Tag Archives: How infants learn language

How Infants learn language – V

Infants don’t learn language like neural nets do. Unlike nets, no feedback is involved, which amazingly, makes learning faster.

As is typical of research in psychology, the hard part is thinking of something clever to do, rather than actually carrying it out.

[ Proc. Natl. Acad. Sci. vol. 117 pp. 26548 – 26549 ’20 ] is a short interview with psychologist Richard N. Aslin. Here’s a link — hopefully not behind a paywall — https://www.pnas.org/content/pnas/117/43/26548.full.pdf.

He was interested in how babies pull out words from a stream of speech.

He took a commonsense argument and ran with it.

“The learning that I studied as an undergrad was reinforcement learning—that is, you’re getting a reward for responding to certain kinds of input—but it seemed that that kind of learning, in language acquisition, didn’t make any sense. The mother is not saying, “listen to this word…no, that’s the wrong word, listen to this word,” and giving them feedback. It’s all done just by being exposed to the language without any obvious reward”

So they performed an experiment whose results surprised them. They made a ‘language’ of speech sounds which weren’t words and presented them 4 per second for a few minutes, to 8 month old infants. There was an underlying statistical structure, as certain sounds were more likely to follow another one, others were less likely. That’s it. No training. No feedback. No nothin’, just a sequence of sounds. Then they presented sequences (from the same library of sounds) which the baby hadn’t heard before and the baby recognized them as different. The interview didn’t say how they knew the baby was recognizing them, but my guess is that they used the mismatch negativity brain potential which automatically arises to novel stimuli.

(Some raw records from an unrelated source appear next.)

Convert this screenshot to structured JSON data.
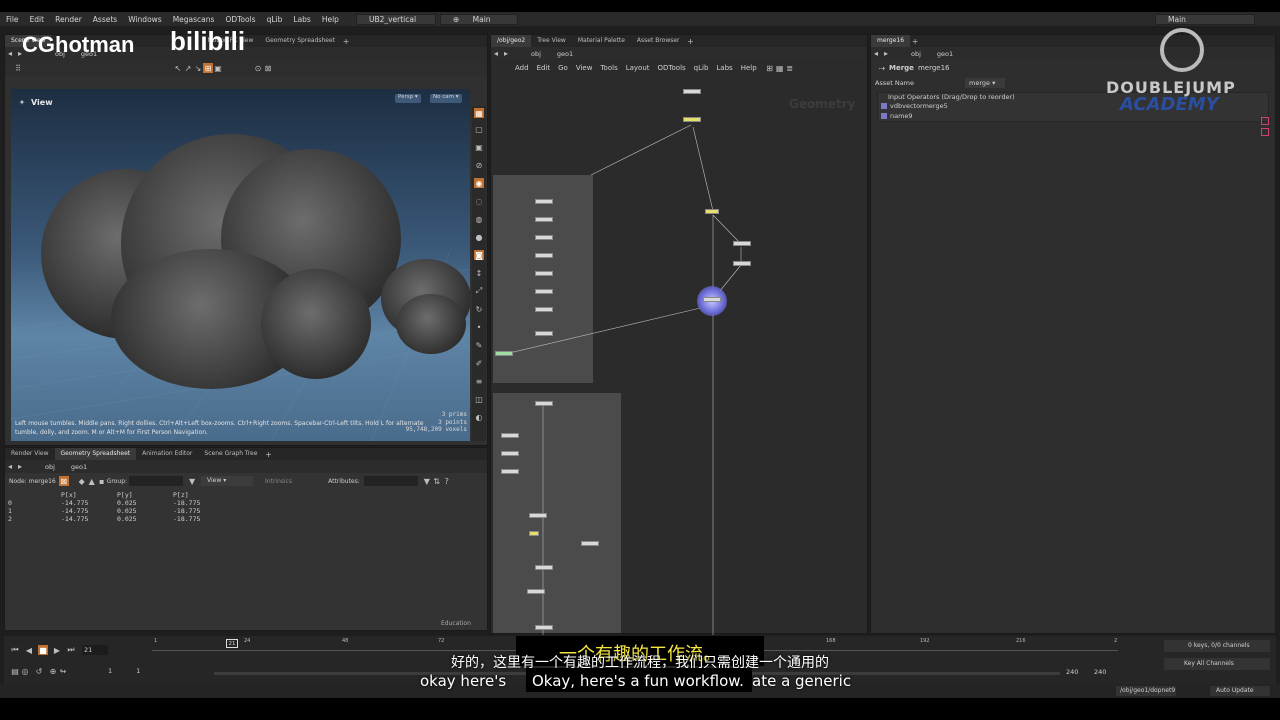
{
  "watermark": {
    "left": "CGhotman",
    "bili": "bilibili",
    "brand": "DOUBLEJUMP",
    "brand_sub": "ACADEMY"
  },
  "menu": [
    "File",
    "Edit",
    "Render",
    "Assets",
    "Windows",
    "Megascans",
    "ODTools",
    "qLib",
    "Labs",
    "Help"
  ],
  "desktop": "UB2_vertical",
  "desktop2": "Main",
  "desktop_right": "Main",
  "left_tabs": [
    "Scene View",
    "Motion FX View",
    "Geometry Spreadsheet"
  ],
  "left_path": {
    "obj": "obj",
    "geo": "geo1"
  },
  "viewport": {
    "title": "View",
    "persp": "Persp",
    "cam": "No cam",
    "help": "Left mouse tumbles. Middle pans. Right dollies. Ctrl+Alt+Left box-zooms. Ctrl+Right zooms. Spacebar-Ctrl-Left tilts. Hold L for alternate tumble, dolly, and zoom. M or Alt+M for First Person Navigation.",
    "stats": [
      "3  prims",
      "3  points",
      "95,748,209  voxels"
    ]
  },
  "bottom_tabs": [
    "Render View",
    "Geometry Spreadsheet",
    "Animation Editor",
    "Scene Graph Tree"
  ],
  "spreadsheet": {
    "node_label": "Node:",
    "node": "merge16",
    "group_label": "Group:",
    "view": "View",
    "intrinsics": "Intrinsics",
    "attributes": "Attributes:",
    "columns": [
      "",
      "P[x]",
      "P[y]",
      "P[z]"
    ],
    "rows": [
      [
        "0",
        "-14.775",
        "0.025",
        "-18.775"
      ],
      [
        "1",
        "-14.775",
        "0.025",
        "-18.775"
      ],
      [
        "2",
        "-14.775",
        "0.025",
        "-18.775"
      ]
    ],
    "education": "Education"
  },
  "net_tabs": [
    "/obj/geo2",
    "Tree View",
    "Material Palette",
    "Asset Browser"
  ],
  "net_path": {
    "obj": "obj",
    "geo": "geo1"
  },
  "net_menu": [
    "Add",
    "Edit",
    "Go",
    "View",
    "Tools",
    "Layout",
    "ODTools",
    "qLib",
    "Labs",
    "Help"
  ],
  "net_watermark": "Geometry",
  "params": {
    "tab": "merge16",
    "path_obj": "obj",
    "path_geo": "geo1",
    "type": "Merge",
    "name": "merge16",
    "asset_name_label": "Asset Name",
    "asset_name": "merge",
    "inputs_header": "Input Operators (Drag/Drop to reorder)",
    "inputs": [
      "vdbvectormerge5",
      "name9"
    ]
  },
  "timeline": {
    "frame": "21",
    "start": "1",
    "start2": "1",
    "end": "240",
    "end2": "240",
    "ticks": [
      "1",
      "24",
      "48",
      "72",
      "120",
      "168",
      "192",
      "216",
      "2"
    ],
    "current": "21",
    "keys": "0 keys, 0/0 channels",
    "key_all": "Key All Channels",
    "path": "/obj/geo1/dopnet9",
    "auto": "Auto Update"
  },
  "subtitles": {
    "top": "一个有趣的工作流。",
    "cn": "好的，这里有一个有趣的工作流程，我们只需创建一个通用的",
    "en_left": "okay here's",
    "en_main": "Okay, here's a fun workflow.",
    "en_right": "ate a generic"
  },
  "colors": {
    "accent": "#f0a030",
    "subtitle_yellow": "#f5e642",
    "node_selected": "#6a6ad8"
  }
}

Had you ever heard of this? I hadn’t but the references to the author’s papers go back to 1996 ! Time for someone to replicate this work.

So our brains have an innate ability to measure statistical probability of distinct events occurring. Even better we react to the unexpected event. This may be the ‘language facility’ Chomsky was talking about half a century ago. Perhaps this innate ability is the origin of music, the most abstract of the arts.

How infants learn language is likely inherently fascinating to many, not just neurologists.

Here are links to some other posts on the subject you might be interested in.





How infants learn language IV

The intellectual capacities of infants learning language have always amazed those studying it. The ingenuity of researchers is on display as they figure out how to interrogate a non-verbal infant. In this case it’s figuring just what to study.

One feature of language is the use of the same sound to mean different things, particularly emotional things. Think of how many emotional states there are in cool — neutral as a description, positive, negative as an emotional descriptor. I’m sure you can think of better examples. The fancy word for this is functional flexibility — e.g. when a single vocal category expresses a variety of emotional states on different occasions.

So when do infants develop this? Surprisingly early according to [ Proc. Natl. Acad. Sci. vol. 110 pp. 6318 – 3623 ’13 ] The authors measured functional flexibility by looking at the infants faces as they made different sounds. It begins very early (3 – 4 months). Functional flexibility is found with squeals, vowel-like sounds and growls (but not by laughing or crying which are always taken to the same emotional state — I’m not sure how you’d take them to mean something else.). It appears far earlier than syntax, or word learning.

Prosody is the melody of speech. When we talk the rhythm of our words changes along with their pitch. It’s why I love to hear people from the (Caribbean) islands talk. Their speech is incredibly musical. It is invariably lost after severe head injury, and one good prognostic sign is when it starts to come back.

I don’t know if anyone has studied when infant babbling acquires prosody, but it’s present long before speech.